Preserving and Maintaining Our History
List of Classified Structures
Of the tens of thousands of historic structures listed in the National Register of Historic Places, nearly 27,000 are the responsibility of the National Park Service (NPS) to preserve and maintain. Until 1998, the NPS had no efficient way to inventory the current condition of all these structures. The information available was only updated annually, vulnerable to loss, often incomplete, and difficult to share.
PPC developed the web-based List of Classified Structures (LCS), an evaluative inventory system that records and tracks the condition of all these structures in a centralized database. With its real-time updating and flexible reporting capabilities, LCS is more than an evaluation tool. It is a decision-making tool that management uses to help maintain all its structures, track costs, and develop budgets.
LCS is based on an easy-to-use and intuitive web interface and tuned to work within NPS's limited bandwidth and connectivity infrastructure. The system does not require dedicated machines--anyone with a browser and authorization can access and use it.
Any conflicting data entered (say, two people inputting data on the same structure at once) is automatically redlined for correction and final approval. And a validation procedure, comprising about 60 items, ensures that all final data is accurate.
With 130 data fields that can be filtered for any field or group of fields, management can generate any type of report needed, including congressional reporting requirements. All data and electronic graphics (e.g., photos, illustrations) can be downloaded with a single click into Microsoft Office applications, with presentation-quality results.
Now, park staff and managers in over 400 geographically dispersed offices and at national headquarters can work off the same page--to obtain a structure's age, its insured value, last roof replacement or interior painting, and other upkeep and repairs needed.
The NPS considers LCS to be one of the most powerful and flexible applications it has ever deployed.
n-Tier web-based architecture using:
Microsoft SQL Server 2000

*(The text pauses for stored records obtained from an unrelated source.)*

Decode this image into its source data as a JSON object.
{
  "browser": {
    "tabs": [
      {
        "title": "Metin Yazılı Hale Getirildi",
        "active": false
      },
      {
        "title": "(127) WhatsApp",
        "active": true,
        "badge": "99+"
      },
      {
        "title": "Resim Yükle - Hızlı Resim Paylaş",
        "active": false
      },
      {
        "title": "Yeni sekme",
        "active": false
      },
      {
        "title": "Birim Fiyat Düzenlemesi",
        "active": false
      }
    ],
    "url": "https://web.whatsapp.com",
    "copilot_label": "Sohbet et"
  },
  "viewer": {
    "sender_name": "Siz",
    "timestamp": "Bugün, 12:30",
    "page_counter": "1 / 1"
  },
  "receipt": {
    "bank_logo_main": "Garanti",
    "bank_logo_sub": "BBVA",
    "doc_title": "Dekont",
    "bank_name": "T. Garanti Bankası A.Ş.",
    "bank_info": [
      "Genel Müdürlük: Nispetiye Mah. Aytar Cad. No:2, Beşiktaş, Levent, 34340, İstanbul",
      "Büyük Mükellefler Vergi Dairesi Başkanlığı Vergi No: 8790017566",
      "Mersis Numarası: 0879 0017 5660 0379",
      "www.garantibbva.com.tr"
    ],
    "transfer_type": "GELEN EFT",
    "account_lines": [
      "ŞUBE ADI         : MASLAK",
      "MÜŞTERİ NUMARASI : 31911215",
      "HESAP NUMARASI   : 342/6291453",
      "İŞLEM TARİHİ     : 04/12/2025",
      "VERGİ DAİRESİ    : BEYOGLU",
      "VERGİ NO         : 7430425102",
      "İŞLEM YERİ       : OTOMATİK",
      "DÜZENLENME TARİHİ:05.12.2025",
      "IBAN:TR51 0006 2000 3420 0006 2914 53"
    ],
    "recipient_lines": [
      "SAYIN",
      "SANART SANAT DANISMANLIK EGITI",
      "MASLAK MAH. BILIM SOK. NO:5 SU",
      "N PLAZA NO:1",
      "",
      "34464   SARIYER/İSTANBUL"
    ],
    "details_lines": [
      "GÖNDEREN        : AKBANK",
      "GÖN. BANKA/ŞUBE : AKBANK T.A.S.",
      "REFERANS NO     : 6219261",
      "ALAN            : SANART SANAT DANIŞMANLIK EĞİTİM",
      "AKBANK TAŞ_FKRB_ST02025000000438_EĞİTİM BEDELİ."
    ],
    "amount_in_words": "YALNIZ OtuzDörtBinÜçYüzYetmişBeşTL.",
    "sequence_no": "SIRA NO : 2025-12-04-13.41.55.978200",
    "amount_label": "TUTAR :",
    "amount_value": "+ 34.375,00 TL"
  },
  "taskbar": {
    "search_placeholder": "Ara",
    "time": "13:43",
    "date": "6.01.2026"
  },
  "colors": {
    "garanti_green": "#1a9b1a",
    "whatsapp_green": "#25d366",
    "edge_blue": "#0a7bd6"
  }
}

Microsoft Visual Studio .Net
Microsoft Internet Information Services
Microsoft Windows 2000 server
Software FX's Chart FX™
Application Developed for Internet Explorer > 5.5